• Requirement
Take from the listing each line that has the string "Templates".
============================================================
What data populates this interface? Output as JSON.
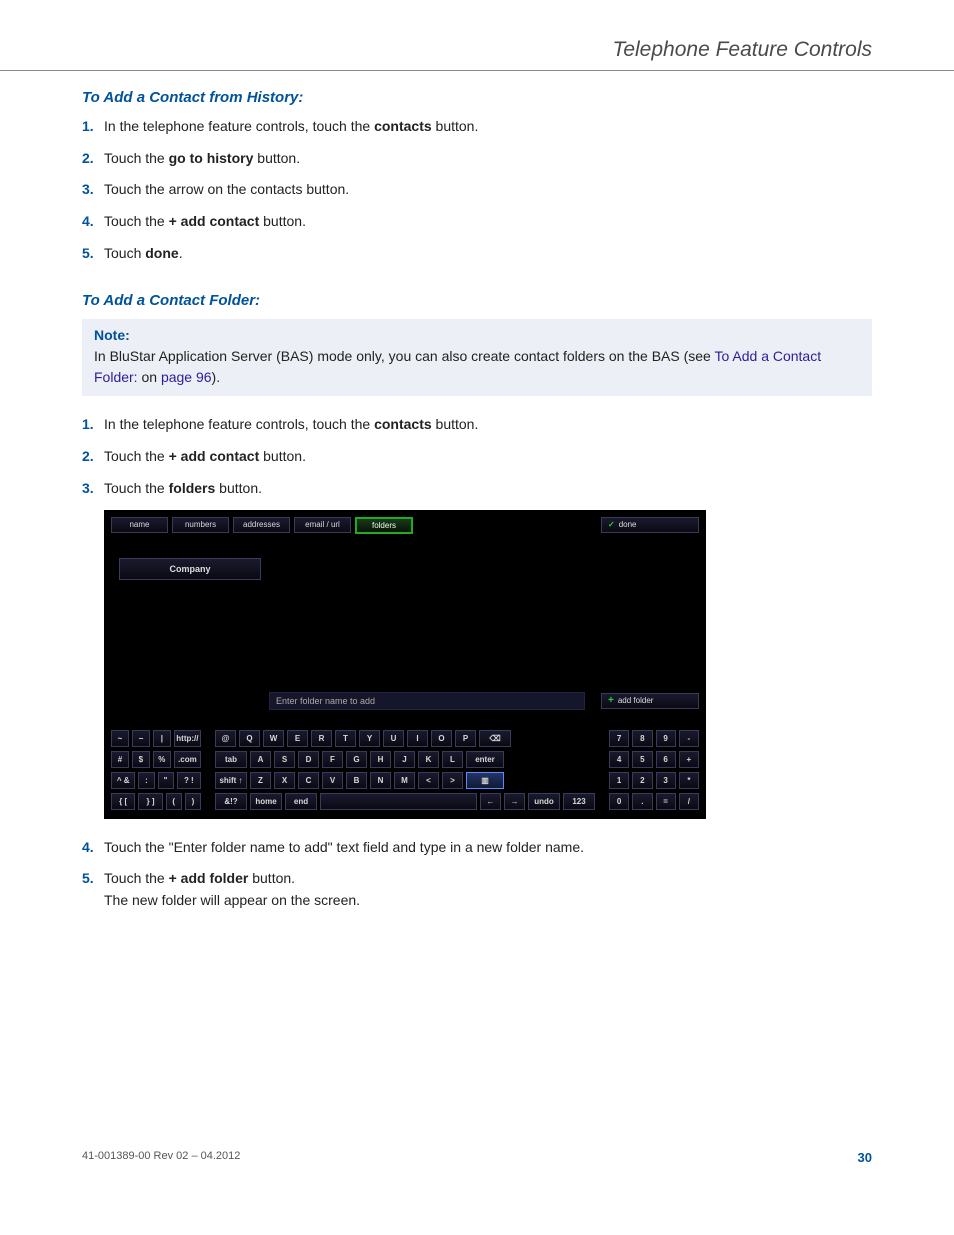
{
  "header": {
    "title": "Telephone Feature Controls"
  },
  "sections": {
    "history": {
      "heading": "To Add a Contact from History:",
      "steps": [
        {
          "pre": "In the telephone feature controls, touch the ",
          "bold": "contacts",
          "post": " button."
        },
        {
          "pre": "Touch the ",
          "bold": "go to history",
          "post": " button."
        },
        {
          "pre": "Touch the arrow on the contacts button.",
          "bold": "",
          "post": ""
        },
        {
          "pre": "Touch the ",
          "bold": "+ add contact",
          "post": " button."
        },
        {
          "pre": "Touch ",
          "bold": "done",
          "post": "."
        }
      ]
    },
    "folder": {
      "heading": "To Add a Contact Folder:",
      "note": {
        "title": "Note:",
        "body_pre": "In BluStar Application Server (BAS) mode only, you can also create contact folders on the BAS (see ",
        "link": "To Add a Contact Folder:",
        "body_mid": " on ",
        "page_ref": "page 96",
        "body_post": ")."
      },
      "steps1": [
        {
          "pre": "In the telephone feature controls, touch the ",
          "bold": "contacts",
          "post": " button."
        },
        {
          "pre": "Touch the ",
          "bold": "+ add contact",
          "post": " button."
        },
        {
          "pre": "Touch the ",
          "bold": "folders",
          "post": " button."
        }
      ],
      "steps2": [
        {
          "pre": "Touch the \"Enter folder name to add\" text field and type in a new folder name.",
          "bold": "",
          "post": ""
        },
        {
          "pre": "Touch the ",
          "bold": "+ add folder",
          "post": " button.",
          "sub": "The new folder will appear on the screen."
        }
      ]
    }
  },
  "ui": {
    "tabs": [
      "name",
      "numbers",
      "addresses",
      "email / url",
      "folders"
    ],
    "active_tab": "folders",
    "done": "done",
    "company": "Company",
    "input_placeholder": "Enter folder name to add",
    "add_folder": "add folder",
    "keyboard": {
      "left": [
        [
          "~",
          "−",
          "|",
          "http://"
        ],
        [
          "#",
          "$",
          "%",
          ".com"
        ],
        [
          "^\n&",
          ":",
          "\"",
          "?\n!"
        ],
        [
          "{\n[",
          "}\n]",
          "(",
          ")"
        ]
      ],
      "main": [
        [
          "@",
          "Q",
          "W",
          "E",
          "R",
          "T",
          "Y",
          "U",
          "I",
          "O",
          "P",
          "⌫"
        ],
        [
          "tab",
          "A",
          "S",
          "D",
          "F",
          "G",
          "H",
          "J",
          "K",
          "L",
          "enter"
        ],
        [
          "shift ↑",
          "Z",
          "X",
          "C",
          "V",
          "B",
          "N",
          "M",
          "<",
          ">",
          "␣"
        ],
        [
          "&!?",
          "home",
          "end",
          " ",
          "←",
          "→",
          "undo",
          "123"
        ]
      ],
      "num": [
        [
          "7",
          "8",
          "9",
          "-"
        ],
        [
          "4",
          "5",
          "6",
          "+"
        ],
        [
          "1",
          "2",
          "3",
          "*"
        ],
        [
          "0",
          ".",
          "=",
          "/"
        ]
      ]
    }
  },
  "footer": {
    "left": "41-001389-00 Rev 02 – 04.2012",
    "page": "30"
  }
}
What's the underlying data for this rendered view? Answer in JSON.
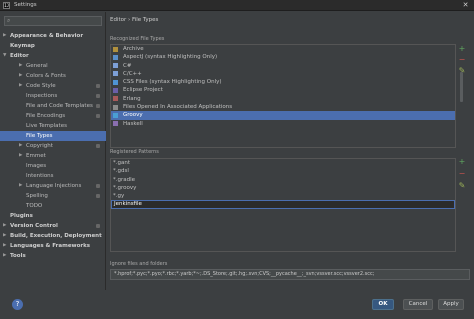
{
  "window": {
    "title": "Settings",
    "app_icon_text": "IJ"
  },
  "sidebar": {
    "search_placeholder": "",
    "items": [
      {
        "label": "Appearance & Behavior",
        "level": 0,
        "expandable": true,
        "bold": true
      },
      {
        "label": "Keymap",
        "level": 0,
        "expandable": false,
        "bold": true
      },
      {
        "label": "Editor",
        "level": 0,
        "expandable": true,
        "expanded": true,
        "bold": true
      },
      {
        "label": "General",
        "level": 1,
        "expandable": true
      },
      {
        "label": "Colors & Fonts",
        "level": 1,
        "expandable": true
      },
      {
        "label": "Code Style",
        "level": 1,
        "expandable": true,
        "project": true
      },
      {
        "label": "Inspections",
        "level": 1,
        "project": true
      },
      {
        "label": "File and Code Templates",
        "level": 1,
        "project": true
      },
      {
        "label": "File Encodings",
        "level": 1,
        "project": true
      },
      {
        "label": "Live Templates",
        "level": 1
      },
      {
        "label": "File Types",
        "level": 1,
        "selected": true
      },
      {
        "label": "Copyright",
        "level": 1,
        "expandable": true,
        "project": true
      },
      {
        "label": "Emmet",
        "level": 1,
        "expandable": true
      },
      {
        "label": "Images",
        "level": 1
      },
      {
        "label": "Intentions",
        "level": 1
      },
      {
        "label": "Language Injections",
        "level": 1,
        "expandable": true,
        "project": true
      },
      {
        "label": "Spelling",
        "level": 1,
        "project": true
      },
      {
        "label": "TODO",
        "level": 1
      },
      {
        "label": "Plugins",
        "level": 0,
        "bold": true
      },
      {
        "label": "Version Control",
        "level": 0,
        "expandable": true,
        "bold": true,
        "project": true
      },
      {
        "label": "Build, Execution, Deployment",
        "level": 0,
        "expandable": true,
        "bold": true
      },
      {
        "label": "Languages & Frameworks",
        "level": 0,
        "expandable": true,
        "bold": true
      },
      {
        "label": "Tools",
        "level": 0,
        "expandable": true,
        "bold": true
      }
    ]
  },
  "breadcrumb": {
    "text": "Editor › File Types"
  },
  "recognized": {
    "title": "Recognized File Types",
    "items": [
      {
        "label": "Archive",
        "icon": "archive-icon",
        "color": "#b0903d"
      },
      {
        "label": "AspectJ (syntax Highlighting Only)",
        "icon": "aspectj-icon",
        "color": "#5a8fc9"
      },
      {
        "label": "C#",
        "icon": "csharp-icon",
        "color": "#7d9fd6"
      },
      {
        "label": "C/C++",
        "icon": "cpp-icon",
        "color": "#7d9fd6"
      },
      {
        "label": "CSS Files (syntax Highlighting Only)",
        "icon": "css-icon",
        "color": "#4f94d4"
      },
      {
        "label": "Eclipse Project",
        "icon": "eclipse-icon",
        "color": "#6b5fa8"
      },
      {
        "label": "Erlang",
        "icon": "erlang-icon",
        "color": "#a85a5a"
      },
      {
        "label": "Files Opened In Associated Applications",
        "icon": "external-file-icon",
        "color": "#8a8a8a"
      },
      {
        "label": "Groovy",
        "icon": "groovy-icon",
        "color": "#4a9fd4",
        "selected": true
      },
      {
        "label": "Haskell",
        "icon": "haskell-icon",
        "color": "#8a6fb0"
      }
    ]
  },
  "patterns": {
    "title": "Registered Patterns",
    "items": [
      {
        "label": "*.gant"
      },
      {
        "label": "*.gdsl"
      },
      {
        "label": "*.gradle"
      },
      {
        "label": "*.groovy"
      },
      {
        "label": "*.gy"
      },
      {
        "label": "Jenkinsfile",
        "editing": true
      }
    ]
  },
  "ignore": {
    "title": "Ignore files and folders",
    "value": "*.hprof;*.pyc;*.pyo;*.rbc;*.yarb;*~;.DS_Store;.git;.hg;.svn;CVS;__pycache__;_svn;vssver.scc;vssver2.scc;"
  },
  "buttons": {
    "ok": "OK",
    "cancel": "Cancel",
    "apply": "Apply",
    "help": "?"
  },
  "side_buttons": {
    "add": "+",
    "remove": "−",
    "edit": "✎"
  },
  "colors": {
    "accent": "#4b6eaf",
    "add": "#5fa65f",
    "remove": "#c75450",
    "edit": "#9ab058"
  }
}
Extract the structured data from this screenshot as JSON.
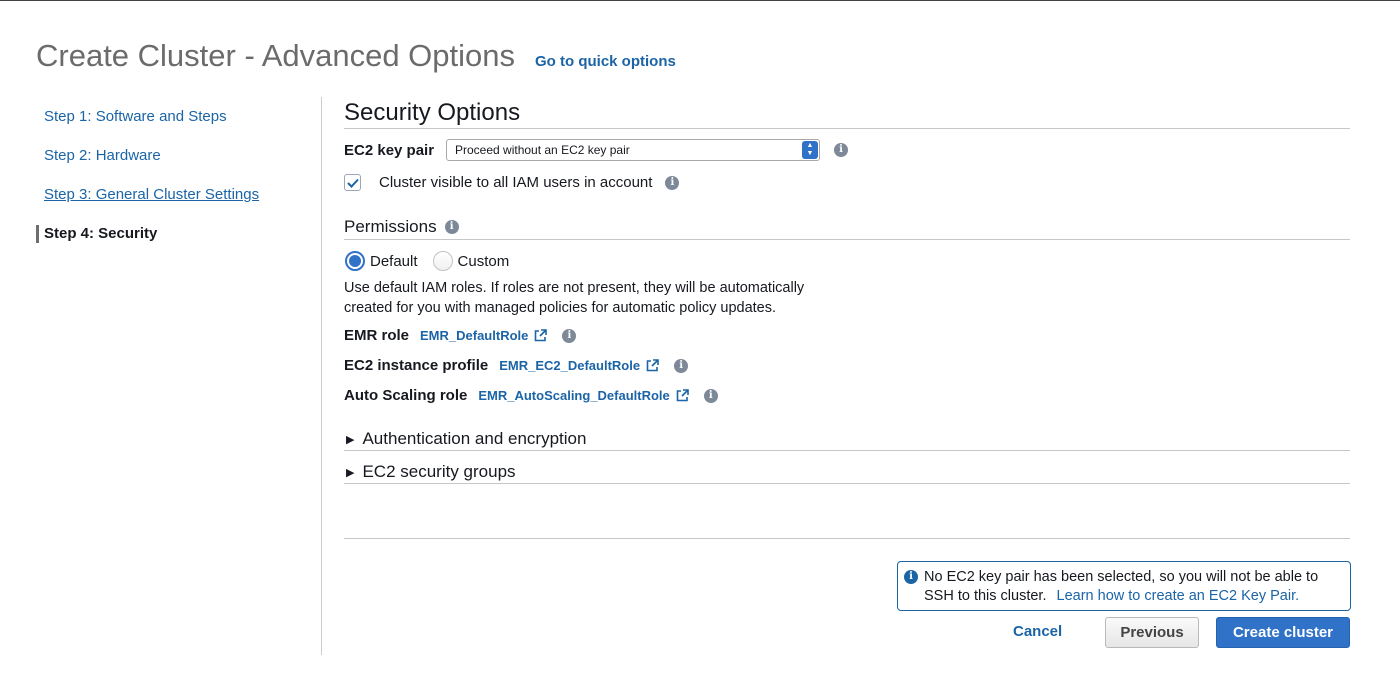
{
  "header": {
    "title": "Create Cluster - Advanced Options",
    "quick_options_link": "Go to quick options"
  },
  "steps": [
    {
      "label": "Step 1: Software and Steps"
    },
    {
      "label": "Step 2: Hardware"
    },
    {
      "label": "Step 3: General Cluster Settings"
    },
    {
      "label": "Step 4: Security"
    }
  ],
  "security": {
    "heading": "Security Options",
    "key_pair_label": "EC2 key pair",
    "key_pair_value": "Proceed without an EC2 key pair",
    "visible_checkbox_label": "Cluster visible to all IAM users in account",
    "visible_checked": true
  },
  "permissions": {
    "heading": "Permissions",
    "default_label": "Default",
    "custom_label": "Custom",
    "selected": "Default",
    "description_line1": "Use default IAM roles. If roles are not present, they will be automatically",
    "description_line2": "created for you with managed policies for automatic policy updates.",
    "emr_role_label": "EMR role",
    "emr_role_value": "EMR_DefaultRole",
    "instance_profile_label": "EC2 instance profile",
    "instance_profile_value": "EMR_EC2_DefaultRole",
    "autoscaling_label": "Auto Scaling role",
    "autoscaling_value": "EMR_AutoScaling_DefaultRole"
  },
  "sections": {
    "auth_encryption": "Authentication and encryption",
    "security_groups": "EC2 security groups"
  },
  "notice": {
    "text": "No EC2 key pair has been selected, so you will not be able to SSH to this cluster.",
    "link": "Learn how to create an EC2 Key Pair."
  },
  "buttons": {
    "cancel": "Cancel",
    "previous": "Previous",
    "create": "Create cluster"
  },
  "colors": {
    "accent": "#2f72c8",
    "link": "#1b64a6"
  }
}
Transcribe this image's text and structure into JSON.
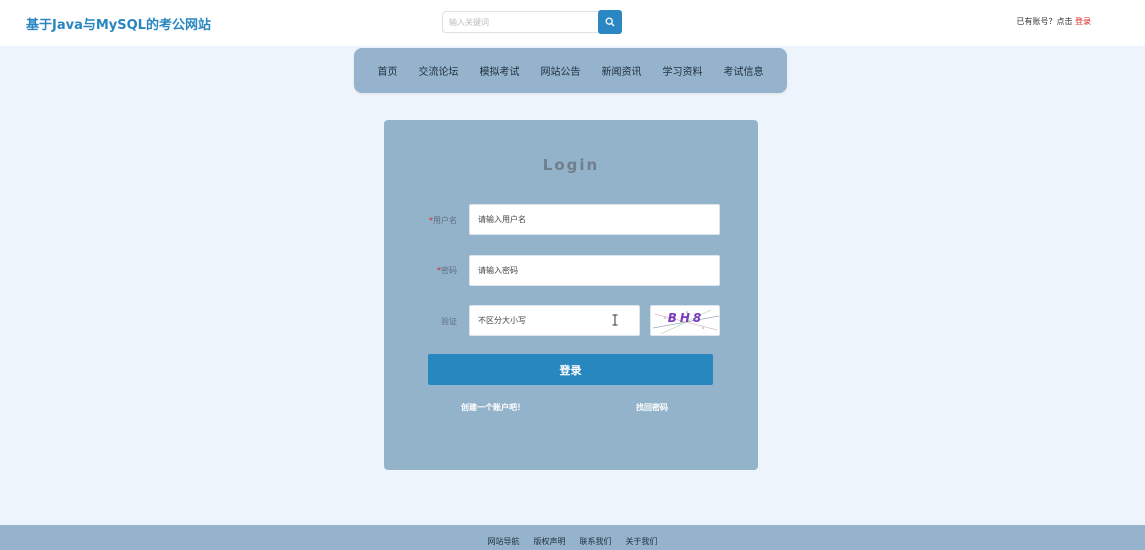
{
  "header": {
    "site_title": "基于Java与MySQL的考公网站",
    "search_placeholder": "输入关键词",
    "account_prompt": "已有账号？点击",
    "login_link": "登录"
  },
  "nav": {
    "items": [
      {
        "label": "首页"
      },
      {
        "label": "交流论坛"
      },
      {
        "label": "模拟考试"
      },
      {
        "label": "网站公告"
      },
      {
        "label": "新闻资讯"
      },
      {
        "label": "学习资料"
      },
      {
        "label": "考试信息"
      }
    ]
  },
  "login_form": {
    "title": "Login",
    "username_label": "用户名",
    "username_placeholder": "请输入用户名",
    "password_label": "密码",
    "password_placeholder": "请输入密码",
    "captcha_label": "验证",
    "captcha_placeholder": "不区分大小写",
    "captcha_text": "BH8",
    "required_mark": "*",
    "submit_label": "登录",
    "register_link": "创建一个账户吧！",
    "forgot_link": "找回密码"
  },
  "footer": {
    "items": [
      {
        "label": "网站导航"
      },
      {
        "label": "版权声明"
      },
      {
        "label": "联系我们"
      },
      {
        "label": "关于我们"
      }
    ]
  },
  "colors": {
    "accent": "#2987c0",
    "nav_bg": "#95b3cc",
    "card_bg": "#93b3cb",
    "page_bg": "#eef4fb",
    "required": "#e02020"
  },
  "icons": {
    "search": "search-icon",
    "cursor": "text-cursor-icon"
  }
}
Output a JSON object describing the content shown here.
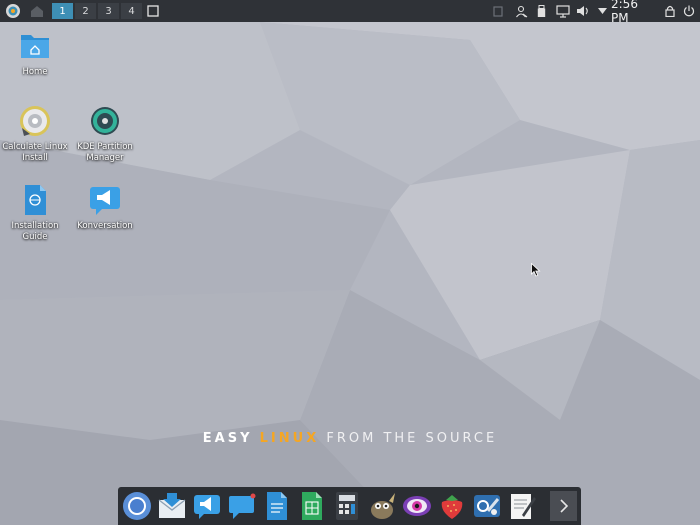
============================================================
• Output for this exercise
        "label": "File and Code Templates",
        "label": "Live Templates",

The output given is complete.